Through these agents’ writings, the authors address the many issues of the Kumeyaay (Diegueño), Cupeño, Luiseño, and Cahuilla in Southern California Indian Country and illuminate the ever-changing reality of federal Indian policy. The source material demonstrates the confusing interactions between the federal agents and the Mission Indian population. The issues were plentiful: forced removals from traditional lands and onto reservation lands, which were conveniently placed far away from populated areas; water rights; non-Indian trespassers and squatters on tribal lands; pilferage of Native artifacts, relics, and handicrafts; and continuous legal challenges, which more often than not left Southern California Indians in limbo. This period was turbulent in Southern California. The promised executive order reservations were continuously challenged by American citizens who deemed all land private and by unscrupulous agents who took advantage of the position to gain financially.

Mathes and Brigandi expose many disturbing events that occurred to every tribal nation in Southern California; not one tribal entity was spared. The authors are especially attentive to the shenanigans by non-Native landowners, ranchers, and speculators who used legal means to steal Indian lands. For example, the Santa Ysabel Indians were pressured to leave their homes at Rancho Santa Ysabel and move to the reservation lands on Volcan Mountain, which at that time could barely support the tribal population. The eviction and removal of the Cupeños from Agua Caliente (Warner Ranch) to the Pala Reservation thirty-six miles away is a distressing account but important for the reader to understand how ineffectual Mission Indian agents were to their “wards.”

In their writings, various agents emphasized the differences between Mission Indians and the non-Indian populace of Americans. Agent Ward (1885-87) stated in his annual report that the “lounging, loitering, lazy, lousy son of the forests ... must be taught to work by persuasion if possible, by force if necessary” (p. 70). Their descriptions of Mission Indians ranged from “peaceable,” “pitiful,” and “ignorant as children,” which created a distinctive stereotype that the federal government embraced to categorize Southern California’s Indians as lost without the firm hand of the government (pp. 50, 79, 82). These reports and attitudes lasted well into the late twentieth century. Yet Mathes and Brigandi also emphasize that the Indian leaders of the time were “politicians—with all that applies for good or ill. Some tried to cooperate with the agents; some tried to outmaneuver them; some saw them, as they sometimes were, as simply ineffective” (p. 188). Therefore, even with the fluctuations of the Mission Indian agents and in policies, the Indians in Southern California fought for their people and identities.

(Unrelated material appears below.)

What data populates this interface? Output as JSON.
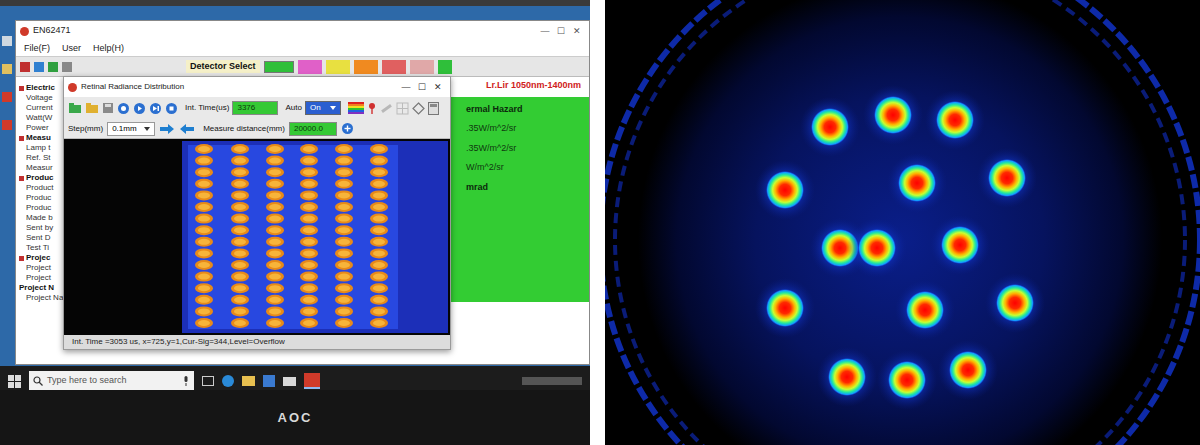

Mathes and Brigandi mined primary documents from the National Archives Special Collections, the Bancroft Library, the Huntington Library, and the San Jacinto Museum, as well as private collections and other sources. In addition to discussing Mission Indian agents, the authors also examine accounts of some Native participants: William Pablo, Gervasio Cabezon, Cecilio Blacktooth, and Ignacio Curo. This is an important compilation of many individuals, both Native and non-Native, who contributed to the fate of Southern California’s Mission Indians, and it unveils the swinging pendulum of federal Indian policies in all its complexity in Southern California Indian Country. 

Citation: Heather Ponchetti Daly. Review of Mathes, Valerie Sherer; Brigandi, Phil, Reservations, Removal, and Reform: The Mission Indian Agents of Southern California, 1878-1903. H-California, H-Net Reviews. February, 2019. URL: http://www.h-net.org/reviews/showrev.php?id=53741

This work is licensed under a Creative Commons Attribution-Noncommercial-No Derivative Works 3.0 United States License.